The move proved prosperous and the family never went back, but there was one part of Canada they refused to leave behind. Hockey. Paul Lewis was a hockey nut. His brother, Loren, had played briefly in the NHL, and every Saturday night Paul could be found in the den, tuned to the NHL game of the week.
He passed his love of hockey down to his son Randy, who, despite the fact there were no organized high school leagues in Utah, used the ice time at Hygeia to earn a scholarship to play college hockey in Minnesota.
And Randy passed that love on down to his sons.
Trevor, people remember, put the skates on and never wanted to take them off.
"The ice was his home," says his mom. "He absolutely loved it. Some kids would get sick sometimes or not want to go. Trevor, sick, feeling good, whatever, he never didn't want to go. He was a rink rat."
He started playing on organized teams when he was eight, coached more often than not by his father.
"Trevor's best coach was his dad," says Steve Limb, Trevor's uncle, who married Melanee, Randy's sister and Paul's daughter, and became an adopted hockey nut himself.
Steve coached the Brighton High School club team that included his sons, Chase and Cooper, and — for one season — their cousin, Trevor.
"The best thing about Trev, he would work harder than anybody else," says Steve.
"And he was fast from day one," adds Melanee.
Trevor's only season at Brighton was as a 15-year-old freshman in 2002. The Bengals took second in state, losing in the championship game in overtime to Davis. Trevor was the team's leading goal scorer, beating out a seasoned senior, Ryan Flink, by one goal.
Still, Utah is to hockey training what Jamaica is to bobsled training, which is why Trevor loaded up all that talent and left home after his freshman year.
He spent the next three years in Colorado, playing in a competitive league for the Colorado Springs Miners. After graduating from high school he was the 17th player taken in the 2006 NHL draft, chosen by the Kings, and wound up first being assigned to the Des Moines Buccaneers in the United States Hockey League, the top junior league in the country. He was called up briefly by the Kings in 2009 and 2010 and has played the last two seasons in full.

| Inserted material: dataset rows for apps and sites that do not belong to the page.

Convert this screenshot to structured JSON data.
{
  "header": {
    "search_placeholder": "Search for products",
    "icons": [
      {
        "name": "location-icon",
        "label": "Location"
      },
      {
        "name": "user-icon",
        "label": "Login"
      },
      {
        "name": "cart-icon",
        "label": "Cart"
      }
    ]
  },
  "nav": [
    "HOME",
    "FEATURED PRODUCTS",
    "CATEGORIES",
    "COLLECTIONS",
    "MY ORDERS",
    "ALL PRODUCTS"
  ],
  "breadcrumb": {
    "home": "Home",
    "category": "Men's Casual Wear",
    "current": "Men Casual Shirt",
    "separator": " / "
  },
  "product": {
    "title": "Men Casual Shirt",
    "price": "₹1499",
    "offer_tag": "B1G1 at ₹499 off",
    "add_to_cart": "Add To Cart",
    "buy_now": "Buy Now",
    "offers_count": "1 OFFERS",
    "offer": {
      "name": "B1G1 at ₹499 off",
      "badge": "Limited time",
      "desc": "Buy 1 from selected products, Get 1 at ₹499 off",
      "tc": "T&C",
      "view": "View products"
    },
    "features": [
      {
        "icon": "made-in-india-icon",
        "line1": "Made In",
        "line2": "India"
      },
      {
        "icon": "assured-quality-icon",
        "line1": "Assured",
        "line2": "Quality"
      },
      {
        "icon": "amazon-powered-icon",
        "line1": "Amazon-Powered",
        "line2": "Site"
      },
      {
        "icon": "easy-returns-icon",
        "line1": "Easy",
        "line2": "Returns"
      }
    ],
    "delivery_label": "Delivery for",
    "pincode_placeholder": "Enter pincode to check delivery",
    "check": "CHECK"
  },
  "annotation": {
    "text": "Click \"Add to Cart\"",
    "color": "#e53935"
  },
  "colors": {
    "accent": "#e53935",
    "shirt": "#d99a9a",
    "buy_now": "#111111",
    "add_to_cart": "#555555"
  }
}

It's not like it happens every day. NHL records show that just four native Utahns have ever laced up skates at that level: Steve Konowalchuk, who played 14 seasons, mostly with the Washington Capitals; and current players Dylan Olsen (who was born in Salt Lake when his dad, Darryl, was playing for the Golden Eagles) in the Chicago Blackhawks organization and Richard Bachman, a goalie for Dallas.

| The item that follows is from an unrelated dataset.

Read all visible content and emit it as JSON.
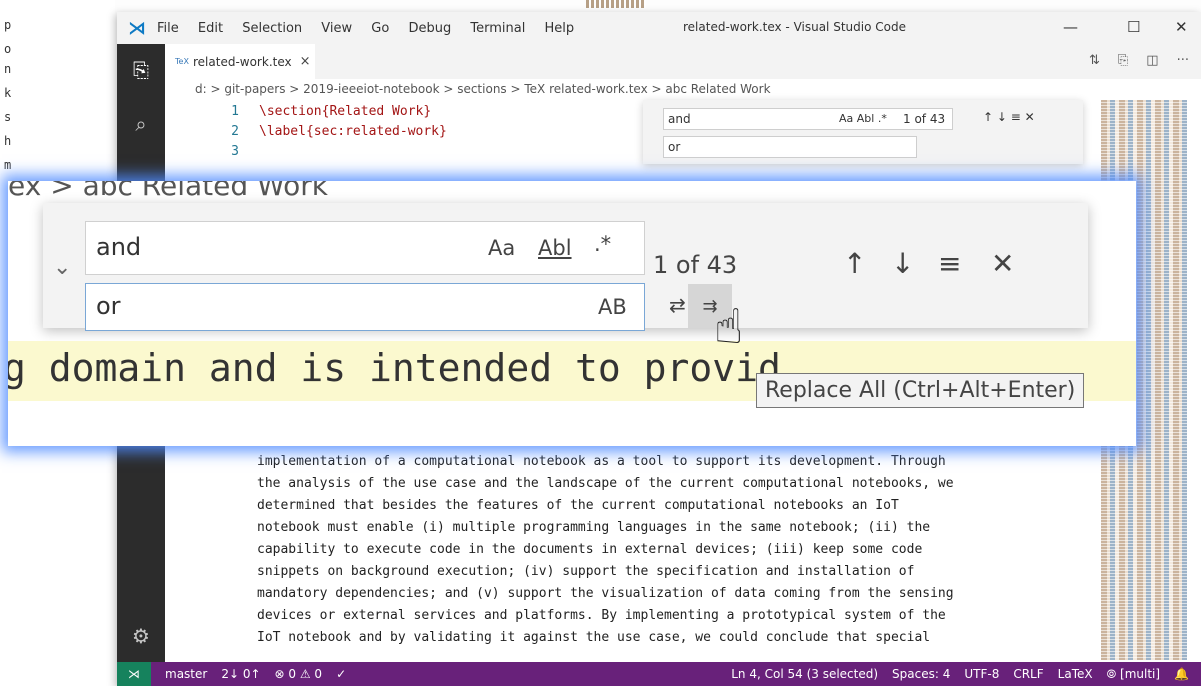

No native Utahn had ever played in a Stanley Cup series … until now.
"It is so surreal, and yet it's real," says Linda Lewis, who will be rink-side tonight in Los Angeles for Game 3, as will Randy (The Lewises are divorced). "People don't understand just how much went into this. I mean, they used to walk across the street to that rink all the time. It wasn't every day but it was almost every day. Trev was such a good kid and is such a good person. He used to say when he was little, when he was with his other hockey buddies, one of these days we're going to win the Stanley Cup. Now look at him. He's living a dream."
A dream that has everyone associated with Utah hockey, everyone who uses the Cottonwood Heights Recreation Center, everyone who knows Trevor, and, especially, everyone related to him, bursting with pride.
"We just can't believe it," says Trevor's Aunt Melanee, who doesn't want to jinx anything but still can't help conjecturing what would happen if the Kings prevail and every member of the team gets his customary 24 hours with the Stanley Cup.
First thing they'd do when it reaches Salt Lake, she said, is take it and set it down on Grandpa Paul's grave. Preferably on a Saturday night.
Lee Benson's About Utah column runs Monday and Friday. Email: firstname.lastname@example.org